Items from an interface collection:
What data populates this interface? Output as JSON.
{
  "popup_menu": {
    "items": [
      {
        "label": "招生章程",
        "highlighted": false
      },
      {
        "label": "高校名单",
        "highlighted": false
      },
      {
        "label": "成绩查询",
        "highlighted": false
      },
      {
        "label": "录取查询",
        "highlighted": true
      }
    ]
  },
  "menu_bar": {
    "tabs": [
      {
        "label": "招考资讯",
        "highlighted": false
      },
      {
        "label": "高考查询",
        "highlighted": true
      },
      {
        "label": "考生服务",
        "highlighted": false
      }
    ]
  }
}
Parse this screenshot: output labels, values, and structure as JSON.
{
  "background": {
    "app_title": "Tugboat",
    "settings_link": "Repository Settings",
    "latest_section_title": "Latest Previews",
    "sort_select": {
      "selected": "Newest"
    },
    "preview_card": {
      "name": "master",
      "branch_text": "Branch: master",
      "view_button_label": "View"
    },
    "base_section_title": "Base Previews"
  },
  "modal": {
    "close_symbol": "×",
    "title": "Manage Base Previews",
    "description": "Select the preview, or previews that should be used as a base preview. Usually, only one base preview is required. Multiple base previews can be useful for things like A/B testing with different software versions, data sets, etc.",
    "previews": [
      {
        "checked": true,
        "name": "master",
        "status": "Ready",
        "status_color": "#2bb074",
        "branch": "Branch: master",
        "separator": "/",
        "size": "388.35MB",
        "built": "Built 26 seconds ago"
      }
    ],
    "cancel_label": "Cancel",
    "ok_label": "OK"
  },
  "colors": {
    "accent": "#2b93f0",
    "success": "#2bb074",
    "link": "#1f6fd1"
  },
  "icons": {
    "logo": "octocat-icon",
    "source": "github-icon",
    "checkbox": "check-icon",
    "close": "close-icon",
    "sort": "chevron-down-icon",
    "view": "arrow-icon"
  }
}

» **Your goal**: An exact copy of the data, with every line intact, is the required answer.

» **Reply**:
What data populates this interface? Output as JSON.
{
  "popup_menu": {
    "items": [
      {
        "label": "招生章程",
        "highlighted": false
      },
      {
        "label": "高校名单",
        "highlighted": false
      },
      {
        "label": "成绩查询",
        "highlighted": false
      },
      {
        "label": "录取查询",
        "highlighted": true
      }
    ]
  },
  "menu_bar": {
    "tabs": [
      {
        "label": "招考资讯",
        "highlighted": false
      },
      {
        "label": "高考查询",
        "highlighted": true
      },
      {
        "label": "考生服务",
        "highlighted": false
      }
    ]
  }
}
Parse this screenshot: output labels, values, and structure as JSON.
{
  "background": {
    "app_title": "Tugboat",
    "settings_link": "Repository Settings",
    "latest_section_title": "Latest Previews",
    "sort_select": {
      "selected": "Newest"
    },
    "preview_card": {
      "name": "master",
      "branch_text": "Branch: master",
      "view_button_label": "View"
    },
    "base_section_title": "Base Previews"
  },
  "modal": {
    "close_symbol": "×",
    "title": "Manage Base Previews",
    "description": "Select the preview, or previews that should be used as a base preview. Usually, only one base preview is required. Multiple base previews can be useful for things like A/B testing with different software versions, data sets, etc.",
    "previews": [
      {
        "checked": true,
        "name": "master",
        "status": "Ready",
        "status_color": "#2bb074",
        "branch": "Branch: master",
        "separator": "/",
        "size": "388.35MB",
        "built": "Built 26 seconds ago"
      }
    ],
    "cancel_label": "Cancel",
    "ok_label": "OK"
  },
  "colors": {
    "accent": "#2b93f0",
    "success": "#2bb074",
    "link": "#1f6fd1"
  },
  "icons": {
    "logo": "octocat-icon",
    "source": "github-icon",
    "checkbox": "check-icon",
    "close": "close-icon",
    "sort": "chevron-down-icon",
    "view": "arrow-icon"
  }
}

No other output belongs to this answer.